• [Excerpted data]
**********

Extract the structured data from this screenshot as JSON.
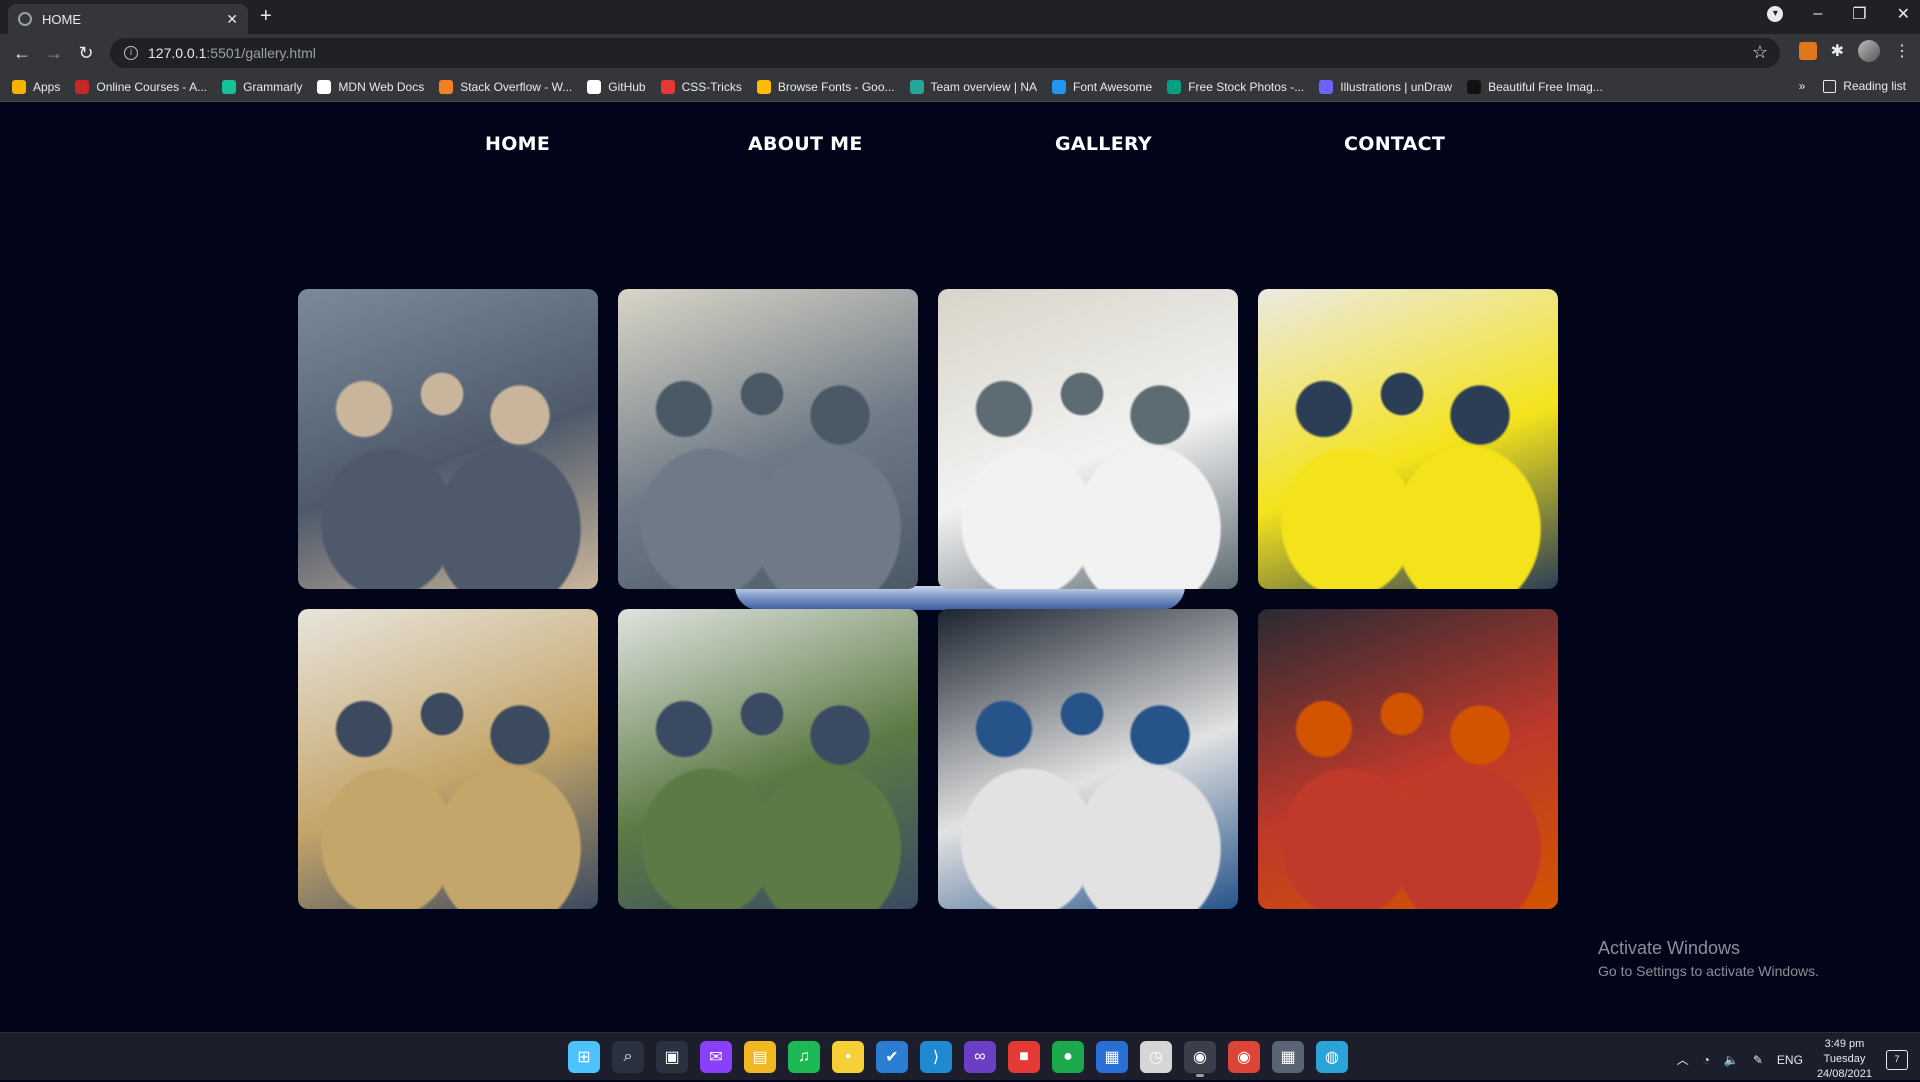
{
  "browser": {
    "tab_title": "HOME",
    "new_tab": "+",
    "url_host": "127.0.0.1",
    "url_path": ":5501/gallery.html",
    "bookmarks": [
      {
        "label": "Apps",
        "color": "#f4b400"
      },
      {
        "label": "Online Courses - A...",
        "color": "#c62828"
      },
      {
        "label": "Grammarly",
        "color": "#15c39a"
      },
      {
        "label": "MDN Web Docs",
        "color": "#ffffff"
      },
      {
        "label": "Stack Overflow - W...",
        "color": "#f48024"
      },
      {
        "label": "GitHub",
        "color": "#ffffff"
      },
      {
        "label": "CSS-Tricks",
        "color": "#e53935"
      },
      {
        "label": "Browse Fonts - Goo...",
        "color": "#fbbc04"
      },
      {
        "label": "Team overview | NA",
        "color": "#26a69a"
      },
      {
        "label": "Font Awesome",
        "color": "#2196f3"
      },
      {
        "label": "Free Stock Photos -...",
        "color": "#05a081"
      },
      {
        "label": "Illustrations | unDraw",
        "color": "#6c63ff"
      },
      {
        "label": "Beautiful Free Imag...",
        "color": "#111111"
      }
    ],
    "more_bookmarks": "»",
    "reading_list": "Reading list"
  },
  "site_nav": {
    "home": "HOME",
    "about": "ABOUT ME",
    "gallery": "GALLERY",
    "contact": "CONTACT"
  },
  "gallery": {
    "photos": [
      {
        "name": "photo-group-selfie-classroom",
        "palette": [
          "#7b8a9a",
          "#4e5a6b",
          "#c9b59c"
        ]
      },
      {
        "name": "photo-crowd-hall",
        "palette": [
          "#d9d6c8",
          "#6f7a86",
          "#4b5966"
        ]
      },
      {
        "name": "photo-participant-ids",
        "palette": [
          "#d8d4c8",
          "#f2f2f2",
          "#5d6b72"
        ]
      },
      {
        "name": "photo-beanbag-nap",
        "palette": [
          "#ece9e2",
          "#f4e31b",
          "#2c3e55"
        ]
      },
      {
        "name": "photo-mall-group",
        "palette": [
          "#e8e4dc",
          "#c4a56a",
          "#3b4a5e"
        ]
      },
      {
        "name": "photo-park-tent",
        "palette": [
          "#dfe3df",
          "#5c7a45",
          "#3a4a62"
        ]
      },
      {
        "name": "photo-night-court",
        "palette": [
          "#1c2430",
          "#e2e2e2",
          "#26548a"
        ]
      },
      {
        "name": "photo-party-friends",
        "palette": [
          "#2a2a33",
          "#c0392b",
          "#d35400"
        ]
      }
    ]
  },
  "watermark": {
    "title": "Activate Windows",
    "subtitle": "Go to Settings to activate Windows."
  },
  "taskbar": {
    "apps": [
      {
        "name": "start",
        "color": "#4cc2ff",
        "glyph": "⊞"
      },
      {
        "name": "search",
        "color": "#2c3140",
        "glyph": "⌕"
      },
      {
        "name": "task-view",
        "color": "#2c3140",
        "glyph": "▣"
      },
      {
        "name": "messenger",
        "color": "#8a3ffc",
        "glyph": "✉"
      },
      {
        "name": "file-explorer",
        "color": "#f2b824",
        "glyph": "▤"
      },
      {
        "name": "spotify",
        "color": "#1db954",
        "glyph": "♫"
      },
      {
        "name": "sticky-notes",
        "color": "#f7d038",
        "glyph": "▪"
      },
      {
        "name": "todo",
        "color": "#2b7cd3",
        "glyph": "✔"
      },
      {
        "name": "vscode",
        "color": "#1f8ad2",
        "glyph": "⟩"
      },
      {
        "name": "visual-studio",
        "color": "#6a3fc4",
        "glyph": "∞"
      },
      {
        "name": "figma-like",
        "color": "#e53935",
        "glyph": "■"
      },
      {
        "name": "line-app",
        "color": "#1ba94c",
        "glyph": "●"
      },
      {
        "name": "calendar",
        "color": "#2a6fd6",
        "glyph": "▦"
      },
      {
        "name": "clock-app",
        "color": "#d6d6d6",
        "glyph": "◷"
      },
      {
        "name": "chrome-dev",
        "color": "#3b3f4a",
        "glyph": "◉"
      },
      {
        "name": "chrome",
        "color": "#db4437",
        "glyph": "◉"
      },
      {
        "name": "calculator",
        "color": "#5b6475",
        "glyph": "▦"
      },
      {
        "name": "network-globe",
        "color": "#2aa3d8",
        "glyph": "◍"
      }
    ],
    "lang": "ENG",
    "time": "3:49 pm",
    "day": "Tuesday",
    "date": "24/08/2021",
    "notifications": "7"
  }
}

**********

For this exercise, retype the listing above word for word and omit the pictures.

• [Exercise answer]
Extract the structured data from this screenshot as JSON.
{
  "browser": {
    "tab_title": "HOME",
    "new_tab": "+",
    "url_host": "127.0.0.1",
    "url_path": ":5501/gallery.html",
    "bookmarks": [
      {
        "label": "Apps",
        "color": "#f4b400"
      },
      {
        "label": "Online Courses - A...",
        "color": "#c62828"
      },
      {
        "label": "Grammarly",
        "color": "#15c39a"
      },
      {
        "label": "MDN Web Docs",
        "color": "#ffffff"
      },
      {
        "label": "Stack Overflow - W...",
        "color": "#f48024"
      },
      {
        "label": "GitHub",
        "color": "#ffffff"
      },
      {
        "label": "CSS-Tricks",
        "color": "#e53935"
      },
      {
        "label": "Browse Fonts - Goo...",
        "color": "#fbbc04"
      },
      {
        "label": "Team overview | NA",
        "color": "#26a69a"
      },
      {
        "label": "Font Awesome",
        "color": "#2196f3"
      },
      {
        "label": "Free Stock Photos -...",
        "color": "#05a081"
      },
      {
        "label": "Illustrations | unDraw",
        "color": "#6c63ff"
      },
      {
        "label": "Beautiful Free Imag...",
        "color": "#111111"
      }
    ],
    "more_bookmarks": "»",
    "reading_list": "Reading list"
  },
  "site_nav": {
    "home": "HOME",
    "about": "ABOUT ME",
    "gallery": "GALLERY",
    "contact": "CONTACT"
  },
  "gallery": {
    "photos": [
      {
        "name": "photo-group-selfie-classroom",
        "palette": [
          "#7b8a9a",
          "#4e5a6b",
          "#c9b59c"
        ]
      },
      {
        "name": "photo-crowd-hall",
        "palette": [
          "#d9d6c8",
          "#6f7a86",
          "#4b5966"
        ]
      },
      {
        "name": "photo-participant-ids",
        "palette": [
          "#d8d4c8",
          "#f2f2f2",
          "#5d6b72"
        ]
      },
      {
        "name": "photo-beanbag-nap",
        "palette": [
          "#ece9e2",
          "#f4e31b",
          "#2c3e55"
        ]
      },
      {
        "name": "photo-mall-group",
        "palette": [
          "#e8e4dc",
          "#c4a56a",
          "#3b4a5e"
        ]
      },
      {
        "name": "photo-park-tent",
        "palette": [
          "#dfe3df",
          "#5c7a45",
          "#3a4a62"
        ]
      },
      {
        "name": "photo-night-court",
        "palette": [
          "#1c2430",
          "#e2e2e2",
          "#26548a"
        ]
      },
      {
        "name": "photo-party-friends",
        "palette": [
          "#2a2a33",
          "#c0392b",
          "#d35400"
        ]
      }
    ]
  },
  "watermark": {
    "title": "Activate Windows",
    "subtitle": "Go to Settings to activate Windows."
  },
  "taskbar": {
    "apps": [
      {
        "name": "start",
        "color": "#4cc2ff",
        "glyph": "⊞"
      },
      {
        "name": "search",
        "color": "#2c3140",
        "glyph": "⌕"
      },
      {
        "name": "task-view",
        "color": "#2c3140",
        "glyph": "▣"
      },
      {
        "name": "messenger",
        "color": "#8a3ffc",
        "glyph": "✉"
      },
      {
        "name": "file-explorer",
        "color": "#f2b824",
        "glyph": "▤"
      },
      {
        "name": "spotify",
        "color": "#1db954",
        "glyph": "♫"
      },
      {
        "name": "sticky-notes",
        "color": "#f7d038",
        "glyph": "▪"
      },
      {
        "name": "todo",
        "color": "#2b7cd3",
        "glyph": "✔"
      },
      {
        "name": "vscode",
        "color": "#1f8ad2",
        "glyph": "⟩"
      },
      {
        "name": "visual-studio",
        "color": "#6a3fc4",
        "glyph": "∞"
      },
      {
        "name": "figma-like",
        "color": "#e53935",
        "glyph": "■"
      },
      {
        "name": "line-app",
        "color": "#1ba94c",
        "glyph": "●"
      },
      {
        "name": "calendar",
        "color": "#2a6fd6",
        "glyph": "▦"
      },
      {
        "name": "clock-app",
        "color": "#d6d6d6",
        "glyph": "◷"
      },
      {
        "name": "chrome-dev",
        "color": "#3b3f4a",
        "glyph": "◉"
      },
      {
        "name": "chrome",
        "color": "#db4437",
        "glyph": "◉"
      },
      {
        "name": "calculator",
        "color": "#5b6475",
        "glyph": "▦"
      },
      {
        "name": "network-globe",
        "color": "#2aa3d8",
        "glyph": "◍"
      }
    ],
    "lang": "ENG",
    "time": "3:49 pm",
    "day": "Tuesday",
    "date": "24/08/2021",
    "notifications": "7"
  }
}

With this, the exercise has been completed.